Former head coach Mike Montgomery had this to say just before the tournament season started about the job Larsen has done with this year’s team.
Coach Larsen has done a great job of putting and keeping a varsity lineup together this season despite the challenges of not having the upper weights to round out his line-up. The ability to win close matches this season has been the result of winning the toss-up matches and having our wrestlers prepared to compete when the pressure was on. The Holmen match is probably a great example of winning when the odds were against us. Coach Larsen has stuck with a plan and not deviated from it as far as conditioning and training for the season. The goal is always to be at your best and freshest at the end of the season and hopefully that is where the Spartans are at. With only three seniors on the team it could be considered a rebuilding year but those seniors have provided good leadership and the rapid improvement of a talented freshman group has been a pleasant surprise.With all the talent in the freshman and sophomore classes it becomes equally important to maintain their level of improvement and development throughout the season. Coach Larsen brought in Coach Zurfluh to help with this transition and it has paid great dividends. Coach Zurfluh has provided a nurturing, positive, and encouraging presence to the young wrestlers as they await their opportunity in the upcoming years. The sign of a strong and lasting program are high levels of participation and competition among the wrestlers for varsity positions. A state championship team needs to be 2 or 3 deep at every weight class. It is a very long and demanding season and anything can happen along the way. When you have quality wrestlers to fall back on, minor injuries, illnesses or other setbacks won’t impact the overall strength of the team as much.

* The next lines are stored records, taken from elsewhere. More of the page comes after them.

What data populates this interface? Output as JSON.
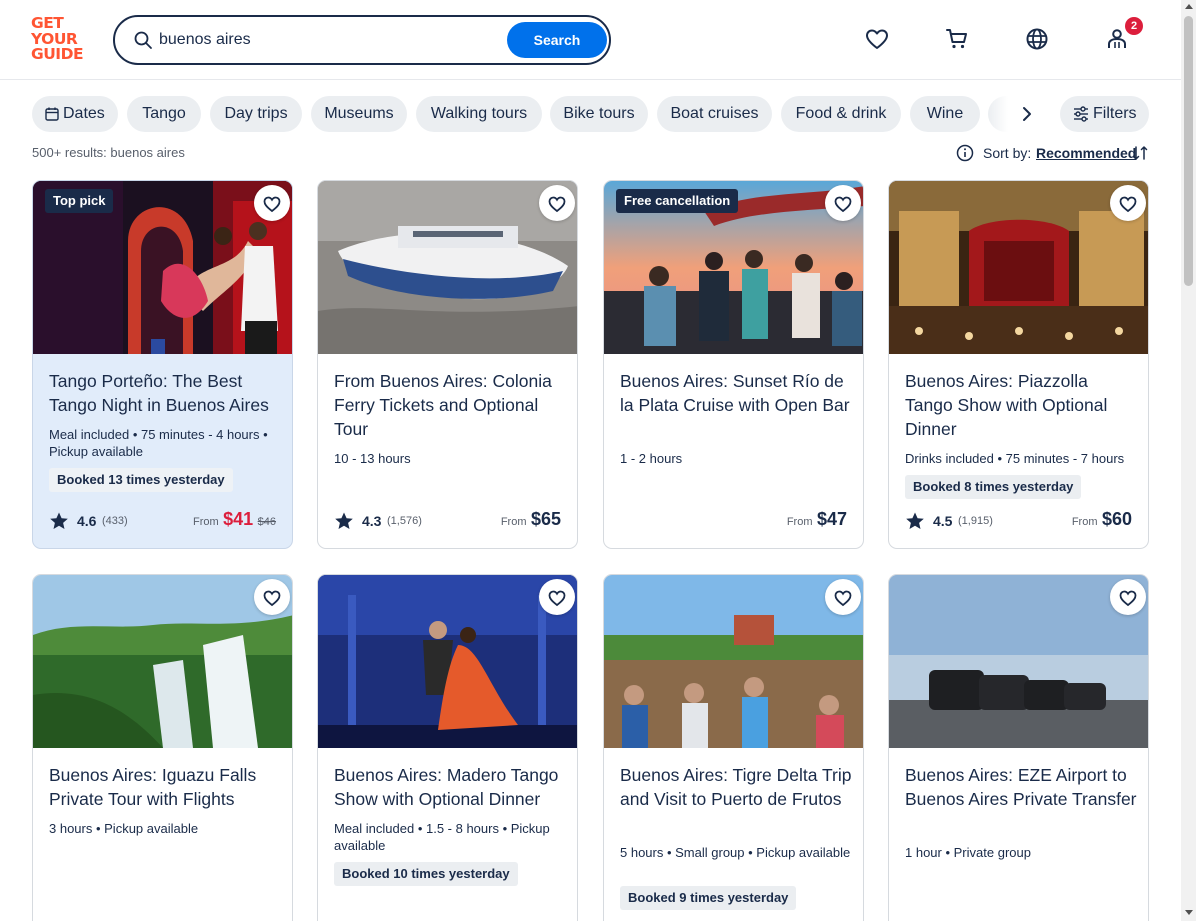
{
  "header": {
    "logo_lines": [
      "GET",
      "YOUR",
      "GUIDE"
    ],
    "search_value": "buenos aires",
    "search_button": "Search",
    "cart_badge": "2",
    "icons": [
      "heart-icon",
      "cart-icon",
      "globe-icon",
      "user-icon"
    ]
  },
  "chips": {
    "items": [
      "Dates",
      "Tango",
      "Day trips",
      "Museums",
      "Walking tours",
      "Bike tours",
      "Boat cruises",
      "Food & drink",
      "Wine"
    ],
    "filters_label": "Filters"
  },
  "results": {
    "count_text": "500+ results: buenos aires",
    "sort_label": "Sort by:",
    "sort_value": "Recommended"
  },
  "cards": [
    {
      "tag": "Top pick",
      "title": "Tango Porteño: The Best Tango Night in Buenos Aires",
      "meta": "Meal included • 75 minutes - 4 hours • Pickup available",
      "booked": "Booked 13 times yesterday",
      "rating": "4.6",
      "reviews": "(433)",
      "from": "From",
      "price": "$41",
      "old_price": "$46"
    },
    {
      "title": "From Buenos Aires: Colonia Ferry Tickets and Optional Tour",
      "meta": "10 - 13 hours",
      "rating": "4.3",
      "reviews": "(1,576)",
      "from": "From",
      "price": "$65"
    },
    {
      "tag": "Free cancellation",
      "title": "Buenos Aires: Sunset Río de la Plata Cruise with Open Bar",
      "meta": "1 - 2 hours",
      "from": "From",
      "price": "$47"
    },
    {
      "title": "Buenos Aires: Piazzolla Tango Show with Optional Dinner",
      "meta": "Drinks included • 75 minutes - 7 hours",
      "booked": "Booked 8 times yesterday",
      "rating": "4.5",
      "reviews": "(1,915)",
      "from": "From",
      "price": "$60"
    },
    {
      "title": "Buenos Aires: Iguazu Falls Private Tour with Flights",
      "meta": "3 hours • Pickup available"
    },
    {
      "title": "Buenos Aires: Madero Tango Show with Optional Dinner",
      "meta": "Meal included • 1.5 - 8 hours • Pickup available",
      "booked": "Booked 10 times yesterday"
    },
    {
      "title": "Buenos Aires: Tigre Delta Trip and Visit to Puerto de Frutos",
      "meta": "5 hours • Small group • Pickup available",
      "booked": "Booked 9 times yesterday"
    },
    {
      "title": "Buenos Aires: EZE Airport to Buenos Aires Private Transfer",
      "meta": "1 hour • Private group"
    }
  ],
  "colors": {
    "brand": "#ff5533",
    "primary": "#0071eb",
    "text": "#1a2b49",
    "sale": "#dc1e3c",
    "highlight_card": "#e1ecfa"
  }
}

So while Sparta regularly forfeited two matches in each tournament and dual, they still finished with a 13-4 record and was no worse than 5th at all tournaments not named Cheesehead. Sparta was successful because those who could step on the mat wrestled to their full potential. Take Stevens Point for example. Sparta won against Stevens Point 37-36 and against DC Everest in the championship 31-26. In each of those duals, Sparta forfeited three times yet still won. That’s because each of the guys who took the mat did their job, won the matches they should have won, closed out close matches and picked up bonus points. Little by little all those efforts made a big difference.